The difference, between words, esteemed synonymous: in the English language; and, the proper choice of them determined: together with, so much of Abbé Girard's Treatise, on this subject, as would agree, with our mode of expression. ... In two volumes. ... [pt.1]
Trusler, John, 1735-1820.

4. To Abhor, Hate, To Loath, Detest.

All these words imply aversion, but re|quire to be differently used, upon different occasions.

To abhor, implys an aversion to that, to which, we have a natural antipathy; hate, an aversion actuated by revenge: loath, is Page  6more applicable to food: detest, implies a|version actuated by disapprobation.

We abhor, what we cannot endure. We are apt to hate the person, who injures us. We loath the food, by which we have been surfeited. We detest the man, who is guilty of a mean action.

The spendthrift, naturally, abhors nig|gardliness, and the niggard, profligacy. The hatred of the revengeful man, is roused, whenever the object of his revenge approa|ches. The stomach loaths the very sight of that meat, by which we have been satiated.
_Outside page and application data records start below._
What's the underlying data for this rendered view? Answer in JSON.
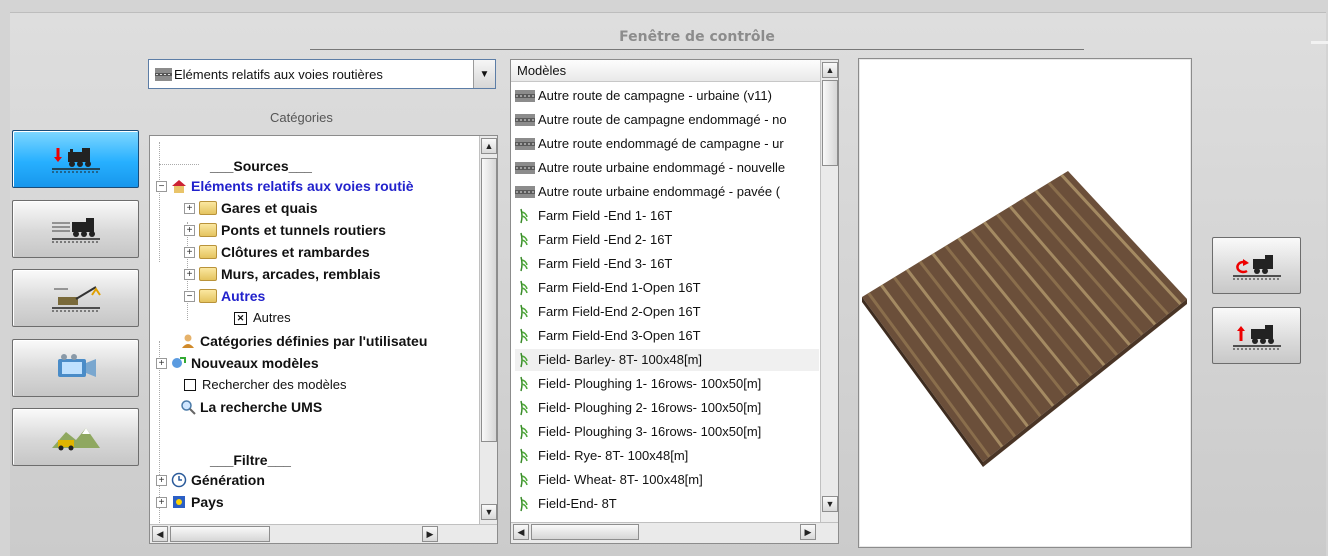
{
  "window": {
    "title": "Fenêtre de contrôle"
  },
  "left_buttons": [
    {
      "icon": "train-import-icon",
      "active": true
    },
    {
      "icon": "train-on-tracks-icon",
      "active": false
    },
    {
      "icon": "crane-icon",
      "active": false
    },
    {
      "icon": "camera-icon",
      "active": false
    },
    {
      "icon": "terrain-editor-icon",
      "active": false
    }
  ],
  "dropdown": {
    "selected": "Eléments relatifs aux voies routières"
  },
  "categories": {
    "label": "Catégories",
    "sources_heading": "___Sources___",
    "root_selected": "Eléments relatifs aux voies routiè",
    "children": [
      "Gares et quais",
      "Ponts et tunnels routiers",
      "Clôtures et rambardes",
      "Murs, arcades, remblais",
      "Autres"
    ],
    "autres_leaf": "Autres",
    "user_categories": "Catégories définies par l'utilisateu",
    "new_models": "Nouveaux modèles",
    "search_models": "Rechercher des modèles",
    "ums_search": "La recherche UMS",
    "filter_heading": "___Filtre___",
    "generation": "Génération",
    "country": "Pays"
  },
  "models": {
    "header": "Modèles",
    "items": [
      "Autre route de campagne - urbaine (v11)",
      "Autre route de campagne endommagé - no",
      "Autre route endommagé de campagne - ur",
      "Autre route urbaine endommagé - nouvelle",
      "Autre route urbaine endommagé - pavée (",
      "Farm Field -End 1- 16T",
      "Farm Field -End 2- 16T",
      "Farm Field -End 3- 16T",
      "Farm Field-End 1-Open 16T",
      "Farm Field-End 2-Open 16T",
      "Farm Field-End 3-Open 16T",
      "Field- Barley- 8T- 100x48[m]",
      "Field- Ploughing 1- 16rows- 100x50[m]",
      "Field- Ploughing 2- 16rows- 100x50[m]",
      "Field- Ploughing 3- 16rows- 100x50[m]",
      "Field- Rye- 8T- 100x48[m]",
      "Field- Wheat- 8T- 100x48[m]",
      "Field-End- 8T"
    ],
    "highlighted_index": 11
  },
  "preview": {
    "subject": "field-3d-preview"
  },
  "right_buttons": [
    {
      "icon": "train-rotate-icon"
    },
    {
      "icon": "train-export-icon"
    }
  ],
  "colors": {
    "active_button": "#27b0ff",
    "selected_category": "#2222cc",
    "field_soil": "#6b4f3a"
  }
}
Every, thinking, man detests the least degree of meanness, more particularly that, which is fordid or base.